It is commonly believed that if any person is guilty of a crime for which he deserves to lose his head, he will, if he escape punishment during his lifetime, be condemned after his death to wander about with his head under his arm.
In the year 1644 a woman of Dresden went out early one Sunday morning into a neighbouring wood for the purpose of collecting acorns. In an open space, at a spot not very far from the place which is called the Lost Water, she heard somebody blow a very strong blast upon a hunting-horn, and immediately afterwards a heavy fall succeeded, as though a large tree had fallen to the ground. The woman was greatly alarmed, and concealed her little bag of acorns among the grass. Shortly afterwards the horn was blown a second time, and on looking round she saw a man without a head, dressed in a long grey cloak, and riding upon a grey horse. He was booted and spurred, and had a bugle-horn hanging at his back.
As he rode past her very quietly she regained her courage, went on gathering the acorns, and when evening came returned home undisturbed.
Nine days afterwards, the woman returned to that spot for the purpose of again collecting the acorns, and as she sat down by the Forsterberg, peeling an apple, she heard behind her a voice calling out to her—
"Have you taken a whole sack of acorns and nobody tried to punish you for doing so?"
"No," said she. "The foresters are very kind to the poor, and they have done nothing to me—the Lord have mercy on my sins!"
With these words she turned about, and there stood he of the grey cloak, but this time he was without his horse, and carried his head, which was covered with curling brown hair, under his arm.
The woman shrank from him in alarm, but the spirit said—
"Ye do well to pray to God to forgive you your sins, it was never my good lot to do so."

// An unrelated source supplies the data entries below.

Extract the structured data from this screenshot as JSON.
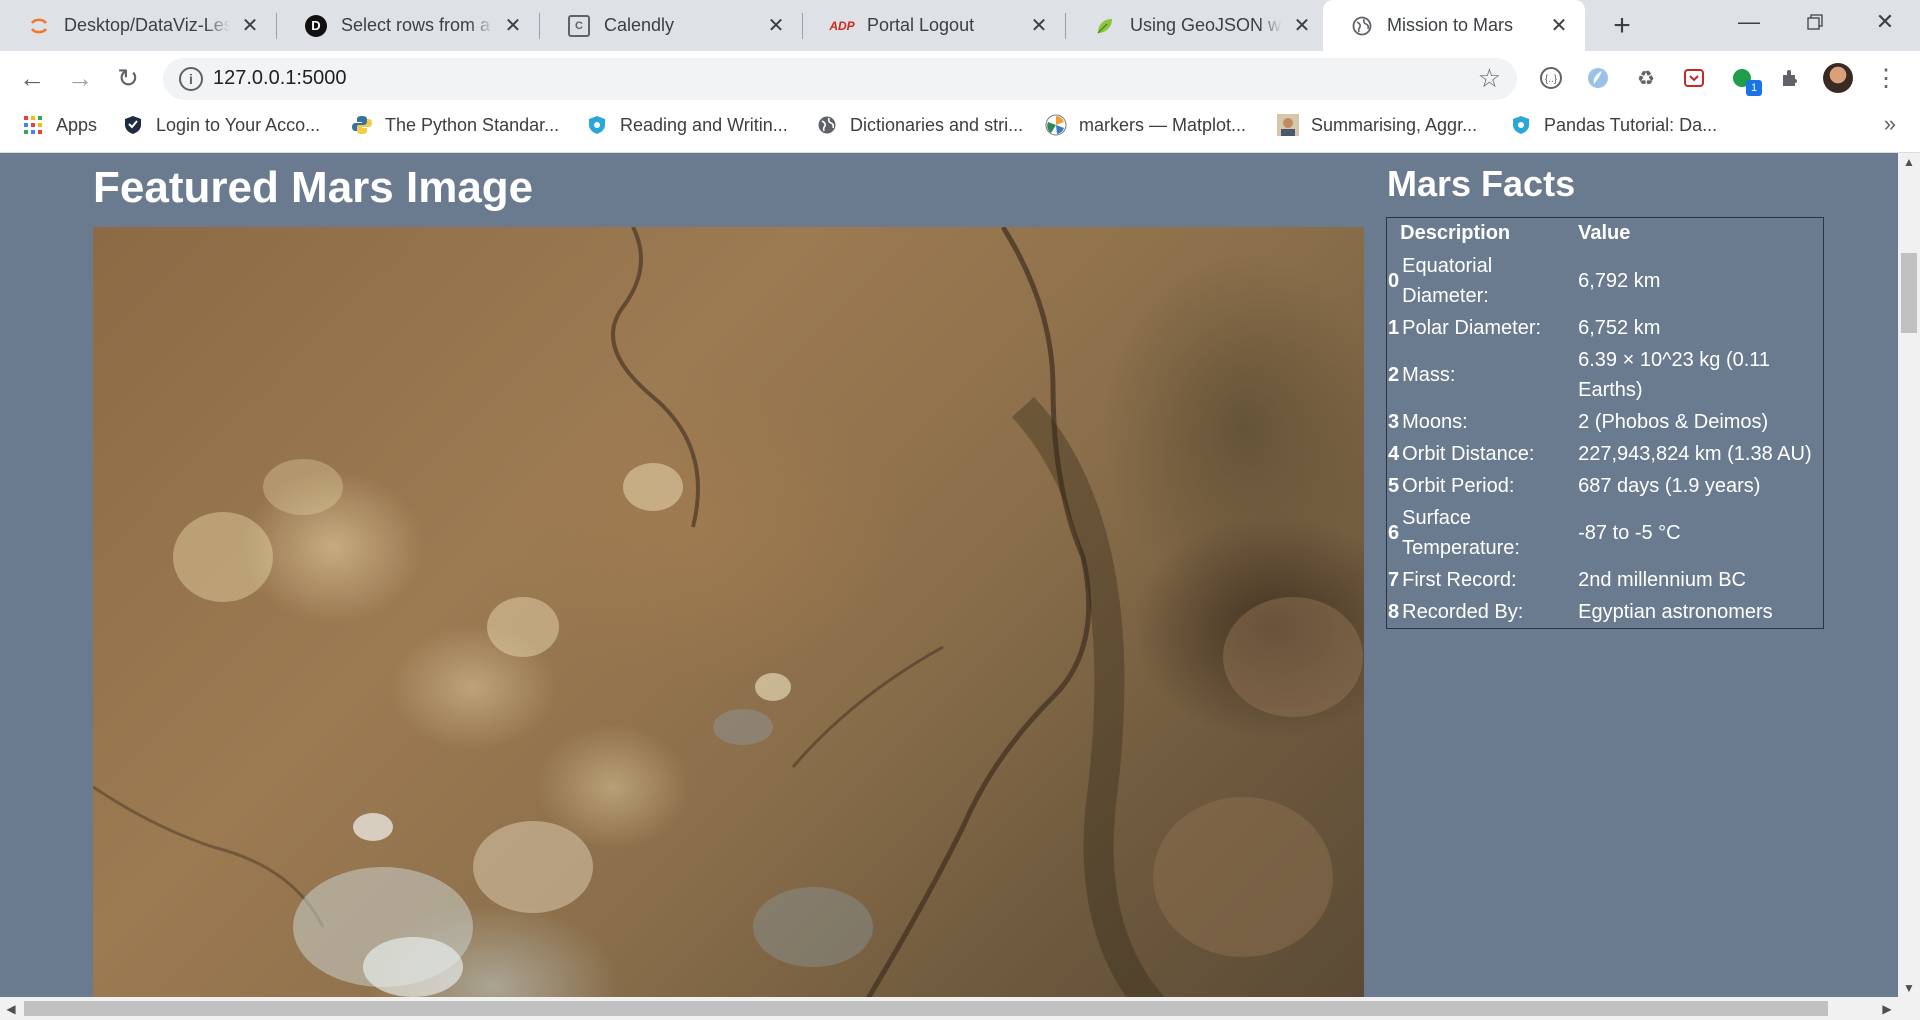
{
  "browser": {
    "tabs": [
      {
        "label": "Desktop/DataViz-Les",
        "icon": "jupyter-icon"
      },
      {
        "label": "Select rows from a Pa",
        "icon": "d-logo-icon"
      },
      {
        "label": "Calendly",
        "icon": "calendar-icon"
      },
      {
        "label": "Portal Logout",
        "icon": "adp-logo-icon"
      },
      {
        "label": "Using GeoJSON with",
        "icon": "leaf-icon"
      },
      {
        "label": "Mission to Mars",
        "icon": "globe-icon"
      }
    ],
    "address": {
      "url": "127.0.0.1:5000"
    },
    "extension_badge": "1",
    "bookmarks": [
      {
        "label": "Apps",
        "icon": "apps-grid-icon"
      },
      {
        "label": "Login to Your Acco...",
        "icon": "shield-check-icon"
      },
      {
        "label": "The Python Standar...",
        "icon": "python-icon"
      },
      {
        "label": "Reading and Writin...",
        "icon": "shield-icon"
      },
      {
        "label": "Dictionaries and stri...",
        "icon": "globe-icon"
      },
      {
        "label": "markers — Matplot...",
        "icon": "matplotlib-icon"
      },
      {
        "label": "Summarising, Aggr...",
        "icon": "portrait-icon"
      },
      {
        "label": "Pandas Tutorial: Da...",
        "icon": "shield-icon"
      }
    ]
  },
  "page": {
    "featured_title": "Featured Mars Image",
    "facts_title": "Mars Facts",
    "facts_table": {
      "headers": [
        "Description",
        "Value"
      ],
      "rows": [
        {
          "index": "0",
          "description": "Equatorial Diameter:",
          "value": "6,792 km"
        },
        {
          "index": "1",
          "description": "Polar Diameter:",
          "value": "6,752 km"
        },
        {
          "index": "2",
          "description": "Mass:",
          "value": "6.39 × 10^23 kg (0.11 Earths)"
        },
        {
          "index": "3",
          "description": "Moons:",
          "value": "2 (Phobos & Deimos)"
        },
        {
          "index": "4",
          "description": "Orbit Distance:",
          "value": "227,943,824 km (1.38 AU)"
        },
        {
          "index": "5",
          "description": "Orbit Period:",
          "value": "687 days (1.9 years)"
        },
        {
          "index": "6",
          "description": "Surface Temperature:",
          "value": "-87 to -5 °C"
        },
        {
          "index": "7",
          "description": "First Record:",
          "value": "2nd millennium BC"
        },
        {
          "index": "8",
          "description": "Recorded By:",
          "value": "Egyptian astronomers"
        }
      ]
    }
  },
  "colors": {
    "page_background": "#6b7b8f",
    "tabstrip": "#dee1e6",
    "active_tab": "#ffffff"
  }
}
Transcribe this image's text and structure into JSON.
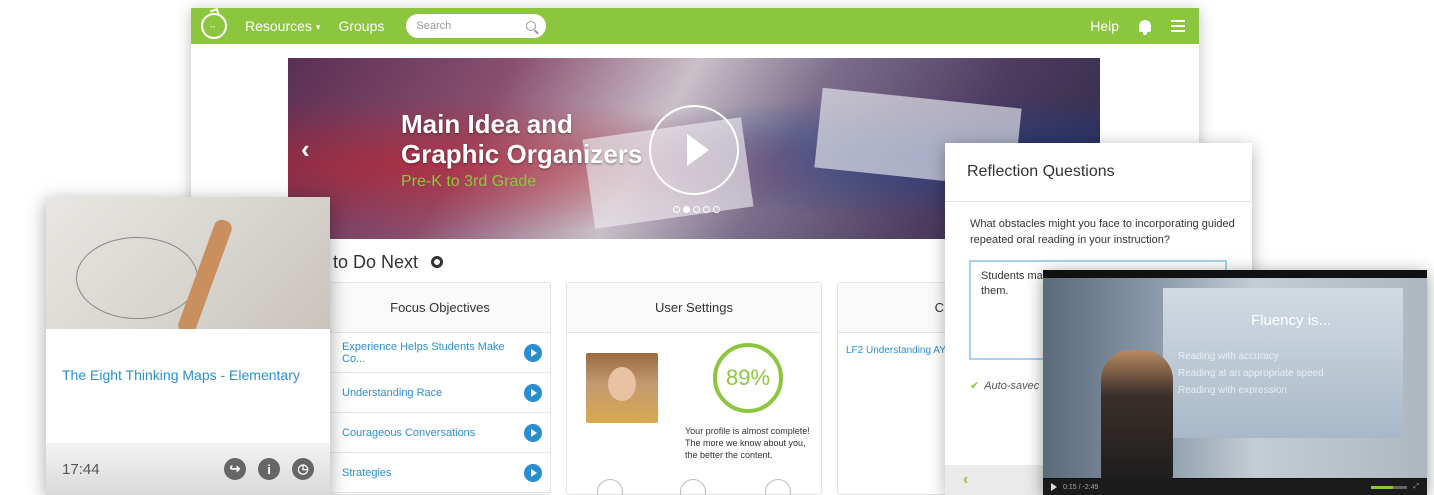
{
  "topbar": {
    "nav": [
      {
        "label": "Resources",
        "has_caret": true
      },
      {
        "label": "Groups",
        "has_caret": false
      }
    ],
    "search_placeholder": "Search",
    "help_label": "Help"
  },
  "hero": {
    "title_line1": "Main Idea and",
    "title_line2": "Graphic Organizers",
    "subtitle": "Pre-K to 3rd Grade",
    "prev_glyph": "‹",
    "slides_total": 5,
    "slide_active": 2
  },
  "todo": {
    "title": "to Do Next"
  },
  "focus_objectives": {
    "title": "Focus Objectives",
    "items": [
      "Experience Helps Students Make Co...",
      "Understanding Race",
      "Courageous Conversations",
      "Strategies"
    ]
  },
  "user_settings": {
    "title": "User Settings",
    "completion": "89%",
    "message": "Your profile is almost complete! The more we know about you, the better the content."
  },
  "third_panel": {
    "title_fragment": "C",
    "link": "LF2 Understanding AY"
  },
  "video_card": {
    "title": "The Eight Thinking Maps - Elementary",
    "duration": "17:44"
  },
  "reflection": {
    "title": "Reflection Questions",
    "question": "What obstacles might you face to incorporating guided repeated oral reading in your instruction?",
    "answer_line1": "Students ma",
    "answer_line2": "them.",
    "autosaved": "Auto-savec"
  },
  "video_player": {
    "slide_title": "Fluency is...",
    "bullets": [
      "Reading with accuracy",
      "Reading at an appropriate speed",
      "Reading with expression"
    ],
    "time": "0:15 / -2:49"
  },
  "colors": {
    "brand_green": "#8cc63f",
    "link_blue": "#2a8fd1"
  }
}
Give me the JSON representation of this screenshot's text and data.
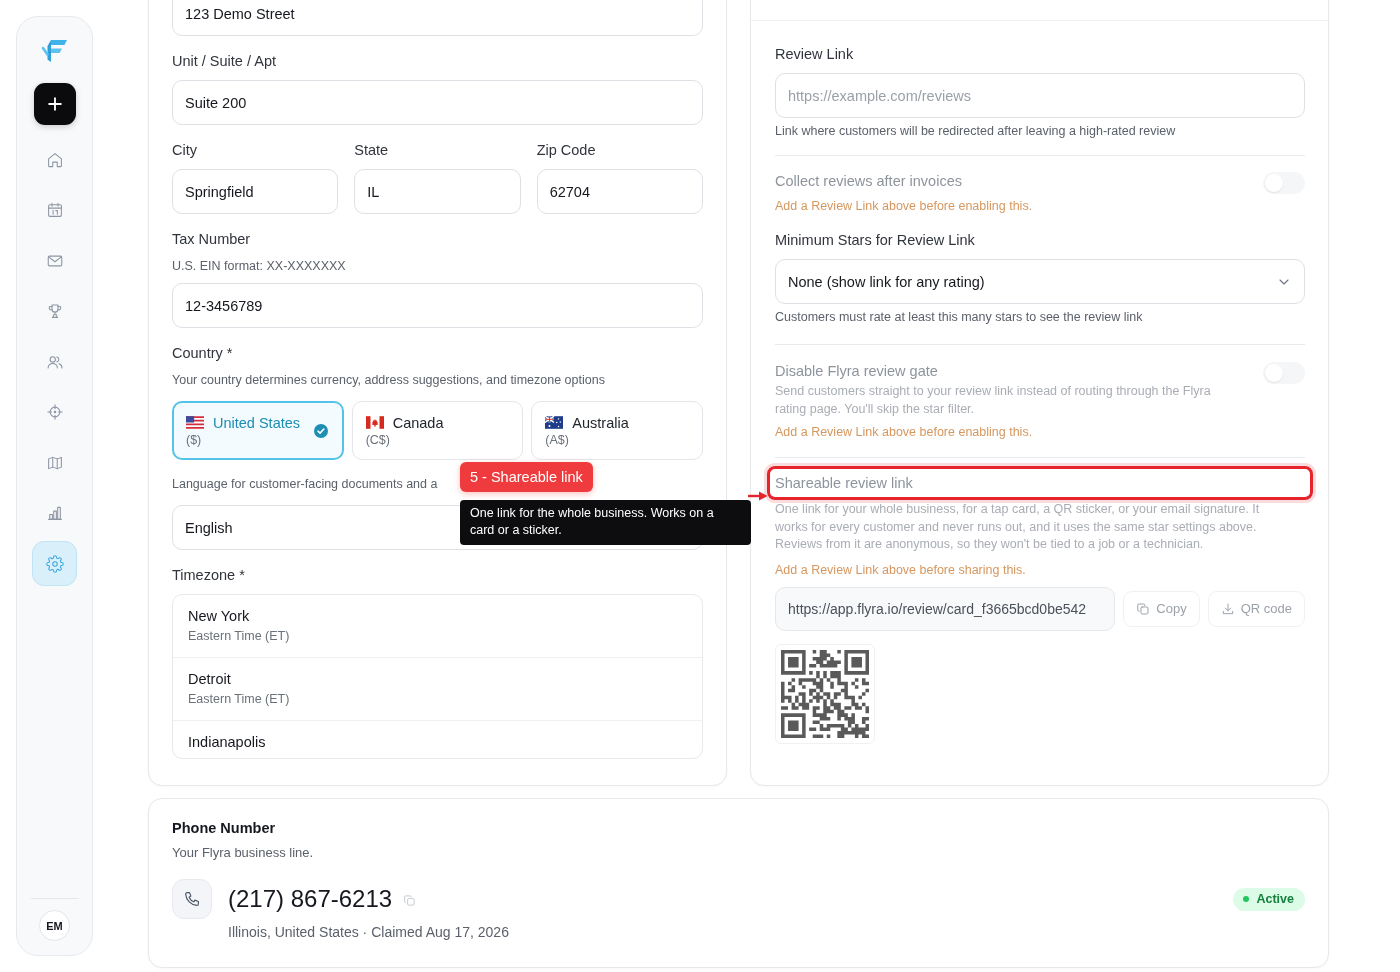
{
  "sidebar": {
    "nav": [
      {
        "selected": false
      },
      {
        "selected": false
      },
      {
        "selected": false
      },
      {
        "selected": false
      },
      {
        "selected": false
      },
      {
        "selected": false
      },
      {
        "selected": false
      },
      {
        "selected": false
      },
      {
        "selected": true
      }
    ],
    "user_initials": "EM"
  },
  "business_details": {
    "street": {
      "value": "123 Demo Street"
    },
    "unit": {
      "label": "Unit / Suite / Apt",
      "value": "Suite 200"
    },
    "address": [
      {
        "label": "City",
        "value": "Springfield"
      },
      {
        "label": "State",
        "value": "IL"
      },
      {
        "label": "Zip Code",
        "value": "62704"
      }
    ],
    "tax_number": {
      "label": "Tax Number",
      "hint": "U.S. EIN format: XX-XXXXXXX",
      "value": "12-3456789"
    },
    "country": {
      "label": "Country *",
      "hint": "Your country determines currency, address suggestions, and timezone options",
      "options": [
        {
          "name": "United States",
          "currency": "($)",
          "selected": true
        },
        {
          "name": "Canada",
          "currency": "(C$)",
          "selected": false
        },
        {
          "name": "Australia",
          "currency": "(A$)",
          "selected": false
        }
      ]
    },
    "language": {
      "hint": "Language for customer-facing documents and a",
      "value": "English"
    },
    "timezone": {
      "label": "Timezone *",
      "options": [
        {
          "city": "New York",
          "zone": "Eastern Time (ET)",
          "selected": false
        },
        {
          "city": "Detroit",
          "zone": "Eastern Time (ET)",
          "selected": false
        },
        {
          "city": "Indianapolis",
          "selected": false
        }
      ]
    }
  },
  "review_settings": {
    "review_link": {
      "label": "Review Link",
      "placeholder": "https://example.com/reviews",
      "hint": "Link where customers will be redirected after leaving a high-rated review"
    },
    "collect_after_invoices": {
      "title": "Collect reviews after invoices",
      "warning": "Add a Review Link above before enabling this.",
      "on": false,
      "disabled": true
    },
    "minimum_stars": {
      "label": "Minimum Stars for Review Link",
      "value": "None (show link for any rating)",
      "hint": "Customers must rate at least this many stars to see the review link"
    },
    "disable_review_gate": {
      "title": "Disable Flyra review gate",
      "description": "Send customers straight to your review link instead of routing through the Flyra rating page. You'll skip the star filter.",
      "warning": "Add a Review Link above before enabling this.",
      "on": false,
      "disabled": true
    },
    "shareable_link": {
      "title": "Shareable review link",
      "highlighted": true,
      "disabled": true,
      "description": "One link for your whole business, for a tap card, a QR sticker, or your email signature. It works for every customer and never runs out, and it uses the same star settings above. Reviews from it are anonymous, so they won't be tied to a job or a technician.",
      "warning": "Add a Review Link above before sharing this.",
      "url": "https://app.flyra.io/review/card_f3665bcd0be542",
      "buttons": [
        {
          "label": "Copy",
          "kind": "copy"
        },
        {
          "label": "QR code",
          "kind": "download"
        }
      ]
    }
  },
  "phone_number": {
    "title": "Phone Number",
    "subtitle": "Your Flyra business line.",
    "number": "(217) 867-6213",
    "details": "Illinois, United States · Claimed Aug 17, 2026",
    "status": "Active"
  },
  "tour": {
    "badge": "5 - Shareable link",
    "tooltip": "One link for the whole business. Works on a card or a sticker."
  }
}
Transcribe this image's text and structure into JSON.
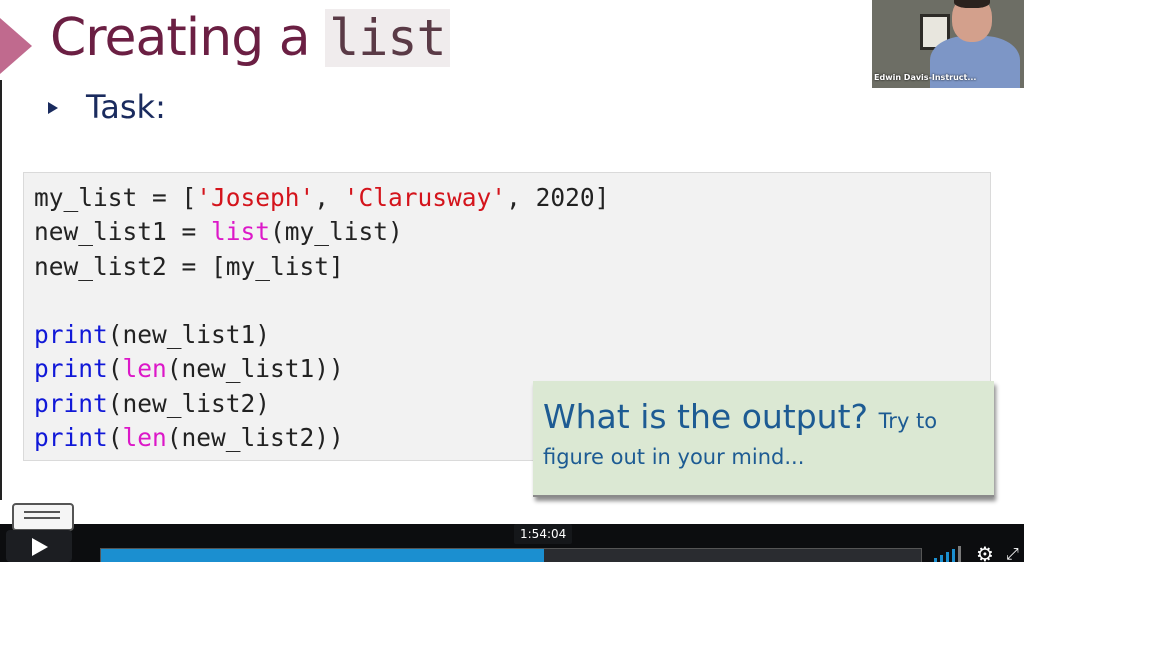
{
  "slide": {
    "title_text": "Creating a",
    "title_code": "list",
    "bullet": "Task:"
  },
  "code_lines": [
    "my_list = ['Joseph', 'Clarusway', 2020]",
    "new_list1 = list(my_list)",
    "new_list2 = [my_list]",
    "",
    "print(new_list1)",
    "print(len(new_list1))",
    "print(new_list2)",
    "print(len(new_list2))"
  ],
  "callout": {
    "question": "What is the output?",
    "hint_start": "Try to",
    "hint_end": "figure out in your mind..."
  },
  "webcam": {
    "name_label": "Edwin Davis-Instruct..."
  },
  "player": {
    "hover_time": "1:54:04",
    "progress": 0.54,
    "accent": "#1b8fd0"
  },
  "icons": [
    "play-icon",
    "volume-icon",
    "settings-gear-icon",
    "fullscreen-icon",
    "notes-logo-icon"
  ]
}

Thereupon he related to her how that he had lived about one hundred and thirty years before, and was called Hans Jagenteufel, as his father had been before him, and how his father had often besought him not to be too hard upon poor people, how he had paid no regard to the advice his father had given him, but had passed his time in drinking and carousing, and in all manner of wickedness, for which he was now condemned to wander about the world as an evil spirit.
Notes: Contains 30 German folktales.
Author: Charles John Tibbitts
Publisher: W. W. Gibbings, London